» AVAILABLE DATA
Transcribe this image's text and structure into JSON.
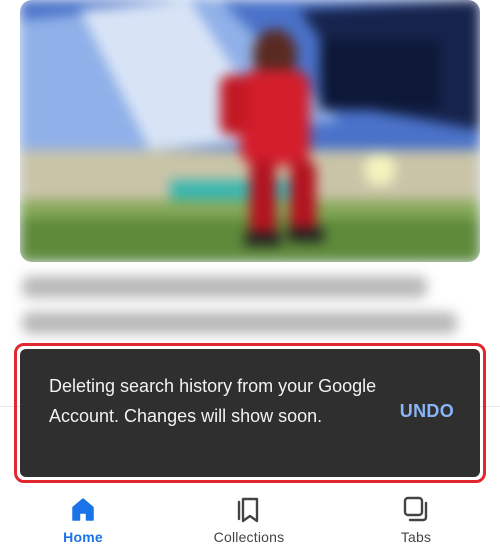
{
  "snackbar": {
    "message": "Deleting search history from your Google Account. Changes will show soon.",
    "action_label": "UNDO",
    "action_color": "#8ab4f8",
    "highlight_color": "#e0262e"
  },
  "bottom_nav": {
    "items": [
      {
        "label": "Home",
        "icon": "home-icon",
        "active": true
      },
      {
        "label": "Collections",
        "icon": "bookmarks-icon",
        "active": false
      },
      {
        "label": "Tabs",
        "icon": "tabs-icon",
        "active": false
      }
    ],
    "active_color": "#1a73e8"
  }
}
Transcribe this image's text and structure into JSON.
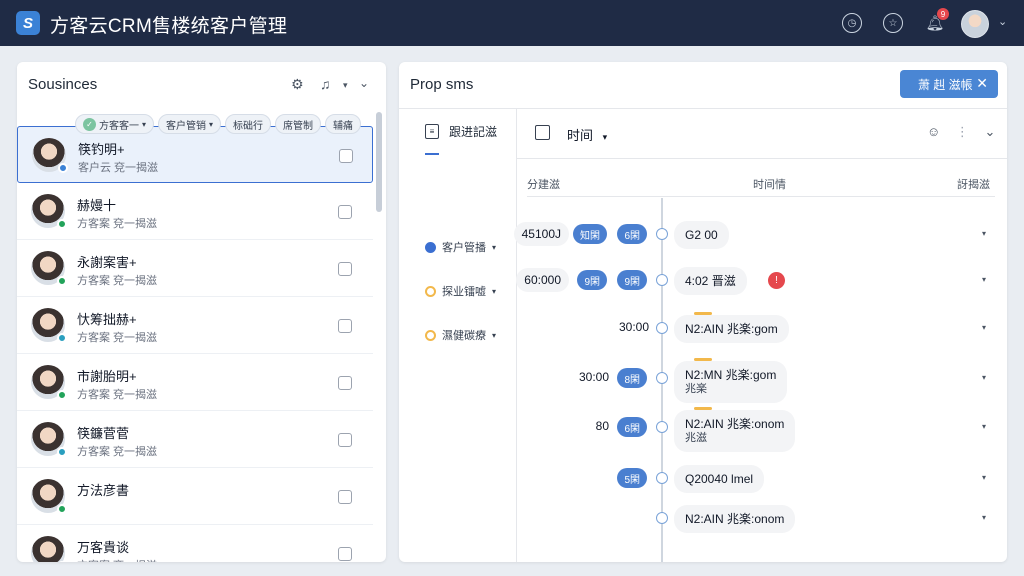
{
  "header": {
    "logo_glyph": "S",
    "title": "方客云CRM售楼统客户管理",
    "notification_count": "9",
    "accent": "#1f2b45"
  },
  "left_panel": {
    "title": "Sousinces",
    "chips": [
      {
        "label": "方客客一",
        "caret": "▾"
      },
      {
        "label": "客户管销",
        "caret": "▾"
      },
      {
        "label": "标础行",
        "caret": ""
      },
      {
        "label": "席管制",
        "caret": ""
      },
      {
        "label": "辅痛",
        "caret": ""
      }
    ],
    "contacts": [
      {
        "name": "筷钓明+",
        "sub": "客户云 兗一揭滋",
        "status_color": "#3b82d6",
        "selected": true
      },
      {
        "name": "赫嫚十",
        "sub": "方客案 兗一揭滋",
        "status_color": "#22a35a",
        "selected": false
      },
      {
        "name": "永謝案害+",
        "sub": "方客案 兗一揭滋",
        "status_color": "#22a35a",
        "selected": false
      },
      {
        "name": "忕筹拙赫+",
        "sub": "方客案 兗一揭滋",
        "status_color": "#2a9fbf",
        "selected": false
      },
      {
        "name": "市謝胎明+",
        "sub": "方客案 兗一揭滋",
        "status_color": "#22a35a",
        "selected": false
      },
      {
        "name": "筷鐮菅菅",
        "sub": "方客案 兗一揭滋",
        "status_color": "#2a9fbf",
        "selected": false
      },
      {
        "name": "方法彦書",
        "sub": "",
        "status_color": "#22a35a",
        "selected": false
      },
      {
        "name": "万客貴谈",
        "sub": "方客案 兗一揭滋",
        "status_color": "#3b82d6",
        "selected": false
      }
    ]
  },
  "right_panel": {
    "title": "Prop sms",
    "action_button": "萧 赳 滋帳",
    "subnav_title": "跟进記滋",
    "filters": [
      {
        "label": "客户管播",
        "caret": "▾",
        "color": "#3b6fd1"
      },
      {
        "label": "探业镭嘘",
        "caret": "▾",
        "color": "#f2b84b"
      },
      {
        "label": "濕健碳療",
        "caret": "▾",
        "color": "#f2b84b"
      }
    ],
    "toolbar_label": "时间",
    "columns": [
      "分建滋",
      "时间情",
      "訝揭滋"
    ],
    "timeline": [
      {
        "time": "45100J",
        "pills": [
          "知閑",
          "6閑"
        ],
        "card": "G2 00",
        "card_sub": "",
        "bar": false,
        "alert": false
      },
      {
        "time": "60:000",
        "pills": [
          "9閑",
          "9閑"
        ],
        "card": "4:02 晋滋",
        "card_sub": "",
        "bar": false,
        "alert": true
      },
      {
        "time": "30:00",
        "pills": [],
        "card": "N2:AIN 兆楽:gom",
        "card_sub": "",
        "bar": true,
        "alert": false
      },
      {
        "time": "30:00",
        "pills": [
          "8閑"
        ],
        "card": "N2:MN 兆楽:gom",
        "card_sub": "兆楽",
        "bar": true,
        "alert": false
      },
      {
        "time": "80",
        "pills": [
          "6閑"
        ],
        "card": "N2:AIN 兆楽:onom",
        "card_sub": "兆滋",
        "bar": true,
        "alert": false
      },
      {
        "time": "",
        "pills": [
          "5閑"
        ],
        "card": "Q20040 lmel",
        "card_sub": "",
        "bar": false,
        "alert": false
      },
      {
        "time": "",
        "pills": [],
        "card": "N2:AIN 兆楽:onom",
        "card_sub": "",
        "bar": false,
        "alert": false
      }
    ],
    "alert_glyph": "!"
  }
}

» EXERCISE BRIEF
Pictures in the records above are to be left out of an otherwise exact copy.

» PROBLEM SOLUTION
Transcribe this image's text and structure into JSON.
{
  "snackbar": {
    "message": "Deleting search history from your Google Account. Changes will show soon.",
    "action_label": "UNDO",
    "action_color": "#8ab4f8",
    "highlight_color": "#e0262e"
  },
  "bottom_nav": {
    "items": [
      {
        "label": "Home",
        "icon": "home-icon",
        "active": true
      },
      {
        "label": "Collections",
        "icon": "bookmarks-icon",
        "active": false
      },
      {
        "label": "Tabs",
        "icon": "tabs-icon",
        "active": false
      }
    ],
    "active_color": "#1a73e8"
  }
}
Transcribe this image's text and structure into JSON.
{
  "header": {
    "logo_glyph": "S",
    "title": "方客云CRM售楼统客户管理",
    "notification_count": "9",
    "accent": "#1f2b45"
  },
  "left_panel": {
    "title": "Sousinces",
    "chips": [
      {
        "label": "方客客一",
        "caret": "▾"
      },
      {
        "label": "客户管销",
        "caret": "▾"
      },
      {
        "label": "标础行",
        "caret": ""
      },
      {
        "label": "席管制",
        "caret": ""
      },
      {
        "label": "辅痛",
        "caret": ""
      }
    ],
    "contacts": [
      {
        "name": "筷钓明+",
        "sub": "客户云 兗一揭滋",
        "status_color": "#3b82d6",
        "selected": true
      },
      {
        "name": "赫嫚十",
        "sub": "方客案 兗一揭滋",
        "status_color": "#22a35a",
        "selected": false
      },
      {
        "name": "永謝案害+",
        "sub": "方客案 兗一揭滋",
        "status_color": "#22a35a",
        "selected": false
      },
      {
        "name": "忕筹拙赫+",
        "sub": "方客案 兗一揭滋",
        "status_color": "#2a9fbf",
        "selected": false
      },
      {
        "name": "市謝胎明+",
        "sub": "方客案 兗一揭滋",
        "status_color": "#22a35a",
        "selected": false
      },
      {
        "name": "筷鐮菅菅",
        "sub": "方客案 兗一揭滋",
        "status_color": "#2a9fbf",
        "selected": false
      },
      {
        "name": "方法彦書",
        "sub": "",
        "status_color": "#22a35a",
        "selected": false
      },
      {
        "name": "万客貴谈",
        "sub": "方客案 兗一揭滋",
        "status_color": "#3b82d6",
        "selected": false
      }
    ]
  },
  "right_panel": {
    "title": "Prop sms",
    "action_button": "萧 赳 滋帳",
    "subnav_title": "跟进記滋",
    "filters": [
      {
        "label": "客户管播",
        "caret": "▾",
        "color": "#3b6fd1"
      },
      {
        "label": "探业镭嘘",
        "caret": "▾",
        "color": "#f2b84b"
      },
      {
        "label": "濕健碳療",
        "caret": "▾",
        "color": "#f2b84b"
      }
    ],
    "toolbar_label": "时间",
    "columns": [
      "分建滋",
      "时间情",
      "訝揭滋"
    ],
    "timeline": [
      {
        "time": "45100J",
        "pills": [
          "知閑",
          "6閑"
        ],
        "card": "G2 00",
        "card_sub": "",
        "bar": false,
        "alert": false
      },
      {
        "time": "60:000",
        "pills": [
          "9閑",
          "9閑"
        ],
        "card": "4:02 晋滋",
        "card_sub": "",
        "bar": false,
        "alert": true
      },
      {
        "time": "30:00",
        "pills": [],
        "card": "N2:AIN 兆楽:gom",
        "card_sub": "",
        "bar": true,
        "alert": false
      },
      {
        "time": "30:00",
        "pills": [
          "8閑"
        ],
        "card": "N2:MN 兆楽:gom",
        "card_sub": "兆楽",
        "bar": true,
        "alert": false
      },
      {
        "time": "80",
        "pills": [
          "6閑"
        ],
        "card": "N2:AIN 兆楽:onom",
        "card_sub": "兆滋",
        "bar": true,
        "alert": false
      },
      {
        "time": "",
        "pills": [
          "5閑"
        ],
        "card": "Q20040 lmel",
        "card_sub": "",
        "bar": false,
        "alert": false
      },
      {
        "time": "",
        "pills": [],
        "card": "N2:AIN 兆楽:onom",
        "card_sub": "",
        "bar": false,
        "alert": false
      }
    ],
    "alert_glyph": "!"
  }
}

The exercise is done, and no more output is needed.